WHAT IS REQUIRED.
Each record should be written out exactly as it stands.

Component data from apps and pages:
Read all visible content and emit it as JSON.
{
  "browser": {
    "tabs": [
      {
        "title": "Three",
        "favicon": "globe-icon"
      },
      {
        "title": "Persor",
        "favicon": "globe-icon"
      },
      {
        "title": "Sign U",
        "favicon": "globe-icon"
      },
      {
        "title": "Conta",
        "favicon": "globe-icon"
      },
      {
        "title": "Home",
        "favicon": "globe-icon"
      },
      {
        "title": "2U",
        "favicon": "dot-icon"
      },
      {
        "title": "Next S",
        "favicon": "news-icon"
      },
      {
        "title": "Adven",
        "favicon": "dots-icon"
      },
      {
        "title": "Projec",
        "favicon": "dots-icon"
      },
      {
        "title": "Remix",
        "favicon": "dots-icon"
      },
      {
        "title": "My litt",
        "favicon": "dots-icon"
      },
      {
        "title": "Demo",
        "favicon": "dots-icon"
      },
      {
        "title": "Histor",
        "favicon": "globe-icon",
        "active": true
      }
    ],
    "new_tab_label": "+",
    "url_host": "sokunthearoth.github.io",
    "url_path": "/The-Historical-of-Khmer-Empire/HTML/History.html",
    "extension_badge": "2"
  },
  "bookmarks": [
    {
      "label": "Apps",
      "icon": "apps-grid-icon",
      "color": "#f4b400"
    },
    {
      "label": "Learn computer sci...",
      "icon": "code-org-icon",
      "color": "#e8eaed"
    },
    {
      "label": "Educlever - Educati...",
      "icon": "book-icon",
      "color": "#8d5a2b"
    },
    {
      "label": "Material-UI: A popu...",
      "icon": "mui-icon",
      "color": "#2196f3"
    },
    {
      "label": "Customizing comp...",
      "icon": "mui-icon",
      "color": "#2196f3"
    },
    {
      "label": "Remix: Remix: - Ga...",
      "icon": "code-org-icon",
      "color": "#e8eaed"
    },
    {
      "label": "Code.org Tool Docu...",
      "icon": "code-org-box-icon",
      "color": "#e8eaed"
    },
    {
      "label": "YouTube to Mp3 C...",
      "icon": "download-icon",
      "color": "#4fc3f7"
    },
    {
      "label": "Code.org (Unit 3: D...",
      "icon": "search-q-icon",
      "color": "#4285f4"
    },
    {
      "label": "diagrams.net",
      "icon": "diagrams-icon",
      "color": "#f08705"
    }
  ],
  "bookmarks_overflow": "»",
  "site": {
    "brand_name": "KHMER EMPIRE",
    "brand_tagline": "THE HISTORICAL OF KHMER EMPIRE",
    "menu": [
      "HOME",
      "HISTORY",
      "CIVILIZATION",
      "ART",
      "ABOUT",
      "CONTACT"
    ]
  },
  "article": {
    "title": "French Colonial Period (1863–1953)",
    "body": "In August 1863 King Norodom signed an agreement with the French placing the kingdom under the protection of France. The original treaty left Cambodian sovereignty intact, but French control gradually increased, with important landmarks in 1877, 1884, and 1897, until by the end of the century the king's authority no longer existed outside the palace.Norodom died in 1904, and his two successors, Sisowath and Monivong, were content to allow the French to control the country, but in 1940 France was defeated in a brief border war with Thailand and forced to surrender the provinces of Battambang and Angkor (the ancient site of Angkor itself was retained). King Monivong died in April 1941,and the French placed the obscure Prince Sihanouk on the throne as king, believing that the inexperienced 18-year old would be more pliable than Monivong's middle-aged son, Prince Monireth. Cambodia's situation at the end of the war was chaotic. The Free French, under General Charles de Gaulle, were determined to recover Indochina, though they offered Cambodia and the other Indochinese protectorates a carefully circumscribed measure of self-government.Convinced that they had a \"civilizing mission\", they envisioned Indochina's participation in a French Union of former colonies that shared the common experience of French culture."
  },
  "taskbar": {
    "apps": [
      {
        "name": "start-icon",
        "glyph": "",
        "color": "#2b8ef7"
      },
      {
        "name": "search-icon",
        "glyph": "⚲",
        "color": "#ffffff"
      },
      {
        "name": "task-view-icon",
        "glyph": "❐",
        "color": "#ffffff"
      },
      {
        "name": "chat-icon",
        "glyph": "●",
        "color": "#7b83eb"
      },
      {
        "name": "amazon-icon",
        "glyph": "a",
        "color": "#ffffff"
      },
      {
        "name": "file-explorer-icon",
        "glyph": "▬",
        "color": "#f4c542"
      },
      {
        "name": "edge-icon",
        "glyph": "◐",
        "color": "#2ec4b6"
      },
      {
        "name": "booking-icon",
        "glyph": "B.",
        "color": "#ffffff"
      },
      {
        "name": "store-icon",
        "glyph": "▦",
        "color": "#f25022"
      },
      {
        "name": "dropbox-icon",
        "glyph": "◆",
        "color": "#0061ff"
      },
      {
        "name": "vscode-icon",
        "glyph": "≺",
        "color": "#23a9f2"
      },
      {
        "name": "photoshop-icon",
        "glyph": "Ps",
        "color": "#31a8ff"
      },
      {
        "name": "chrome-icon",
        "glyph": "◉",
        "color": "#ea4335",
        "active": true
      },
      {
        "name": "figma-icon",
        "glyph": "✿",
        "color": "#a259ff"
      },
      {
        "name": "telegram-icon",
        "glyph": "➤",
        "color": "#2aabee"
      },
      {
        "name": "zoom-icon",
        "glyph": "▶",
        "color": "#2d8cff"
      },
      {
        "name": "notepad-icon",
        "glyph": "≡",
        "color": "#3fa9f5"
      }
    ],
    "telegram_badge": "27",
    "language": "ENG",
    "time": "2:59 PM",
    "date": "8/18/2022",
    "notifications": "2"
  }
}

ANSWER AREA.
Read all visible content and emit it as JSON.
{
  "browser": {
    "tabs": [
      {
        "title": "Three",
        "favicon": "globe-icon"
      },
      {
        "title": "Persor",
        "favicon": "globe-icon"
      },
      {
        "title": "Sign U",
        "favicon": "globe-icon"
      },
      {
        "title": "Conta",
        "favicon": "globe-icon"
      },
      {
        "title": "Home",
        "favicon": "globe-icon"
      },
      {
        "title": "2U",
        "favicon": "dot-icon"
      },
      {
        "title": "Next S",
        "favicon": "news-icon"
      },
      {
        "title": "Adven",
        "favicon": "dots-icon"
      },
      {
        "title": "Projec",
        "favicon": "dots-icon"
      },
      {
        "title": "Remix",
        "favicon": "dots-icon"
      },
      {
        "title": "My litt",
        "favicon": "dots-icon"
      },
      {
        "title": "Demo",
        "favicon": "dots-icon"
      },
      {
        "title": "Histor",
        "favicon": "globe-icon",
        "active": true
      }
    ],
    "new_tab_label": "+",
    "url_host": "sokunthearoth.github.io",
    "url_path": "/The-Historical-of-Khmer-Empire/HTML/History.html",
    "extension_badge": "2"
  },
  "bookmarks": [
    {
      "label": "Apps",
      "icon": "apps-grid-icon",
      "color": "#f4b400"
    },
    {
      "label": "Learn computer sci...",
      "icon": "code-org-icon",
      "color": "#e8eaed"
    },
    {
      "label": "Educlever - Educati...",
      "icon": "book-icon",
      "color": "#8d5a2b"
    },
    {
      "label": "Material-UI: A popu...",
      "icon": "mui-icon",
      "color": "#2196f3"
    },
    {
      "label": "Customizing comp...",
      "icon": "mui-icon",
      "color": "#2196f3"
    },
    {
      "label": "Remix: Remix: - Ga...",
      "icon": "code-org-icon",
      "color": "#e8eaed"
    },
    {
      "label": "Code.org Tool Docu...",
      "icon": "code-org-box-icon",
      "color": "#e8eaed"
    },
    {
      "label": "YouTube to Mp3 C...",
      "icon": "download-icon",
      "color": "#4fc3f7"
    },
    {
      "label": "Code.org (Unit 3: D...",
      "icon": "search-q-icon",
      "color": "#4285f4"
    },
    {
      "label": "diagrams.net",
      "icon": "diagrams-icon",
      "color": "#f08705"
    }
  ],
  "bookmarks_overflow": "»",
  "site": {
    "brand_name": "KHMER EMPIRE",
    "brand_tagline": "THE HISTORICAL OF KHMER EMPIRE",
    "menu": [
      "HOME",
      "HISTORY",
      "CIVILIZATION",
      "ART",
      "ABOUT",
      "CONTACT"
    ]
  },
  "article": {
    "title": "French Colonial Period (1863–1953)",
    "body": "In August 1863 King Norodom signed an agreement with the French placing the kingdom under the protection of France. The original treaty left Cambodian sovereignty intact, but French control gradually increased, with important landmarks in 1877, 1884, and 1897, until by the end of the century the king's authority no longer existed outside the palace.Norodom died in 1904, and his two successors, Sisowath and Monivong, were content to allow the French to control the country, but in 1940 France was defeated in a brief border war with Thailand and forced to surrender the provinces of Battambang and Angkor (the ancient site of Angkor itself was retained). King Monivong died in April 1941,and the French placed the obscure Prince Sihanouk on the throne as king, believing that the inexperienced 18-year old would be more pliable than Monivong's middle-aged son, Prince Monireth. Cambodia's situation at the end of the war was chaotic. The Free French, under General Charles de Gaulle, were determined to recover Indochina, though they offered Cambodia and the other Indochinese protectorates a carefully circumscribed measure of self-government.Convinced that they had a \"civilizing mission\", they envisioned Indochina's participation in a French Union of former colonies that shared the common experience of French culture."
  },
  "taskbar": {
    "apps": [
      {
        "name": "start-icon",
        "glyph": "",
        "color": "#2b8ef7"
      },
      {
        "name": "search-icon",
        "glyph": "⚲",
        "color": "#ffffff"
      },
      {
        "name": "task-view-icon",
        "glyph": "❐",
        "color": "#ffffff"
      },
      {
        "name": "chat-icon",
        "glyph": "●",
        "color": "#7b83eb"
      },
      {
        "name": "amazon-icon",
        "glyph": "a",
        "color": "#ffffff"
      },
      {
        "name": "file-explorer-icon",
        "glyph": "▬",
        "color": "#f4c542"
      },
      {
        "name": "edge-icon",
        "glyph": "◐",
        "color": "#2ec4b6"
      },
      {
        "name": "booking-icon",
        "glyph": "B.",
        "color": "#ffffff"
      },
      {
        "name": "store-icon",
        "glyph": "▦",
        "color": "#f25022"
      },
      {
        "name": "dropbox-icon",
        "glyph": "◆",
        "color": "#0061ff"
      },
      {
        "name": "vscode-icon",
        "glyph": "≺",
        "color": "#23a9f2"
      },
      {
        "name": "photoshop-icon",
        "glyph": "Ps",
        "color": "#31a8ff"
      },
      {
        "name": "chrome-icon",
        "glyph": "◉",
        "color": "#ea4335",
        "active": true
      },
      {
        "name": "figma-icon",
        "glyph": "✿",
        "color": "#a259ff"
      },
      {
        "name": "telegram-icon",
        "glyph": "➤",
        "color": "#2aabee"
      },
      {
        "name": "zoom-icon",
        "glyph": "▶",
        "color": "#2d8cff"
      },
      {
        "name": "notepad-icon",
        "glyph": "≡",
        "color": "#3fa9f5"
      }
    ],
    "telegram_badge": "27",
    "language": "ENG",
    "time": "2:59 PM",
    "date": "8/18/2022",
    "notifications": "2"
  }
}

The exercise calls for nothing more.